What you need to do: Scan the records for lines with the word "JSON", and copy every such line.

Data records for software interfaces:
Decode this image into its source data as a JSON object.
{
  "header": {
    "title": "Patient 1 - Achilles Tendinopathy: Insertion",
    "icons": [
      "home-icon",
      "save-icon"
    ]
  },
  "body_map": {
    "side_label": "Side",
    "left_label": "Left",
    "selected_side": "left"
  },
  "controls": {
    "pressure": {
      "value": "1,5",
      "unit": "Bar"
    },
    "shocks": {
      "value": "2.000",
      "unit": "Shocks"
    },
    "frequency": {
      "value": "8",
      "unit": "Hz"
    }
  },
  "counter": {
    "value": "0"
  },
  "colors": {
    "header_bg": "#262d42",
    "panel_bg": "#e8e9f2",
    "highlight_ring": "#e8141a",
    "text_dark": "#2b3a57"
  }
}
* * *
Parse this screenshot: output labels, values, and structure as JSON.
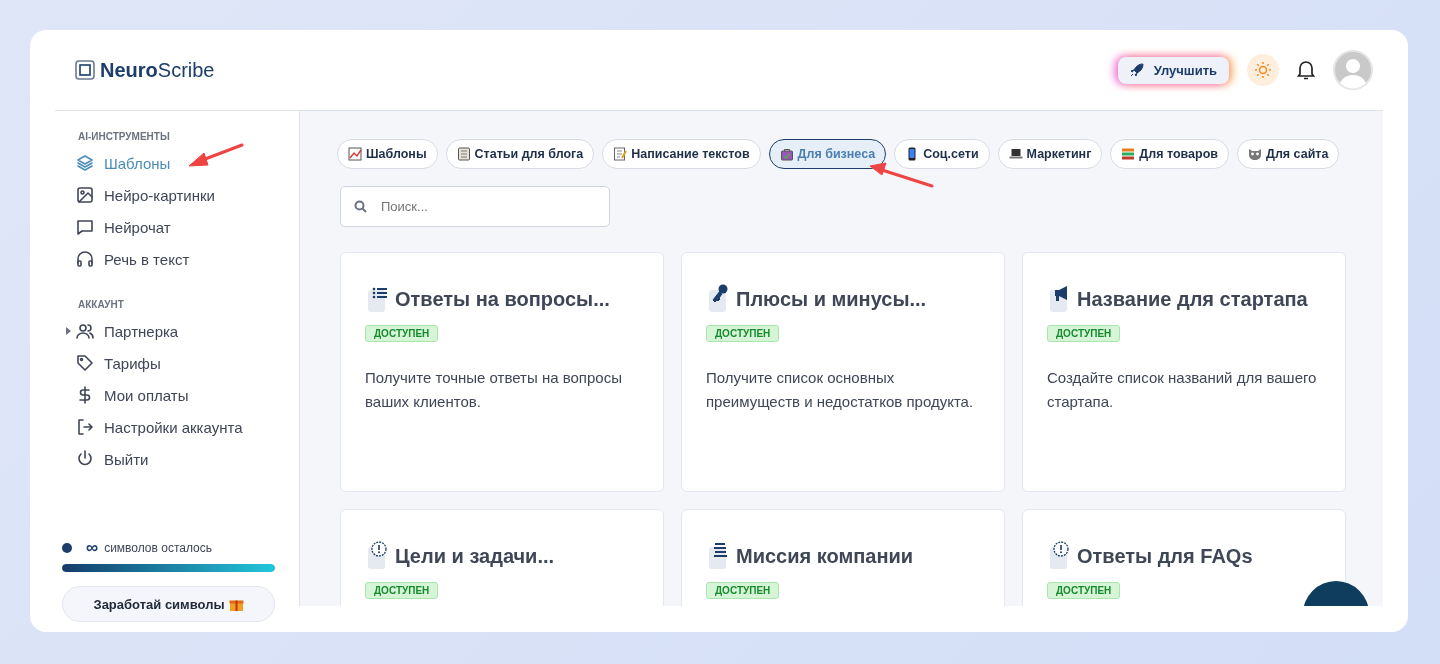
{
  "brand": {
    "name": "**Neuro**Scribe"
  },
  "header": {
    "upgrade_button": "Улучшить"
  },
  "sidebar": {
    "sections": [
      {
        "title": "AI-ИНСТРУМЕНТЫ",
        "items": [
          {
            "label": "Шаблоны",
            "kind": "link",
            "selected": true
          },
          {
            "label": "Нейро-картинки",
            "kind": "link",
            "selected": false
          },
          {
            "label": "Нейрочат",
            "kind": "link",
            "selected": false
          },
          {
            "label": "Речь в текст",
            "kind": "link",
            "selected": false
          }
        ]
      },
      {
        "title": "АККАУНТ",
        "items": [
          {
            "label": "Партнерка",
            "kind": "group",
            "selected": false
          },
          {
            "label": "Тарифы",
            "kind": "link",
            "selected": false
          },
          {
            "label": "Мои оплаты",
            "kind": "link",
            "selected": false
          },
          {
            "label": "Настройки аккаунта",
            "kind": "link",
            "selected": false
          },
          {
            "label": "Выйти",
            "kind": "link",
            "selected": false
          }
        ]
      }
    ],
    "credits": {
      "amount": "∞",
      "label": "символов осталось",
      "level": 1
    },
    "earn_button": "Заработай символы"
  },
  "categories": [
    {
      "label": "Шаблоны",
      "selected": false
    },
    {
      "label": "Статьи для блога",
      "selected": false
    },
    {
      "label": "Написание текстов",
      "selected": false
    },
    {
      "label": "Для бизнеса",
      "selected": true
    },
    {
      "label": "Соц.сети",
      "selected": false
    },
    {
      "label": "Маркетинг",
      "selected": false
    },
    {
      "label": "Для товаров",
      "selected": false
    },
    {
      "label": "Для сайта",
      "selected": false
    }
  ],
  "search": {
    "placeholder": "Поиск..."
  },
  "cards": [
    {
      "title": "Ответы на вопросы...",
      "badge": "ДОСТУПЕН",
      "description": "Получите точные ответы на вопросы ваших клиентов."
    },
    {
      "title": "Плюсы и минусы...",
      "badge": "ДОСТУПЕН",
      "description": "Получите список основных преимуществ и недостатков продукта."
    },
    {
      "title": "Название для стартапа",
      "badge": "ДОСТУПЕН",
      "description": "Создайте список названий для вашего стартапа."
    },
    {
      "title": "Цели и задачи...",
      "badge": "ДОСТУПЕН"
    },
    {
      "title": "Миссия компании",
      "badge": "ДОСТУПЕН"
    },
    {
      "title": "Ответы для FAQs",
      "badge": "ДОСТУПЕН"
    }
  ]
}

Solution to the exercise:
Decode this image into its source data as a JSON object.
Parse this screenshot: output labels, values, and structure as JSON.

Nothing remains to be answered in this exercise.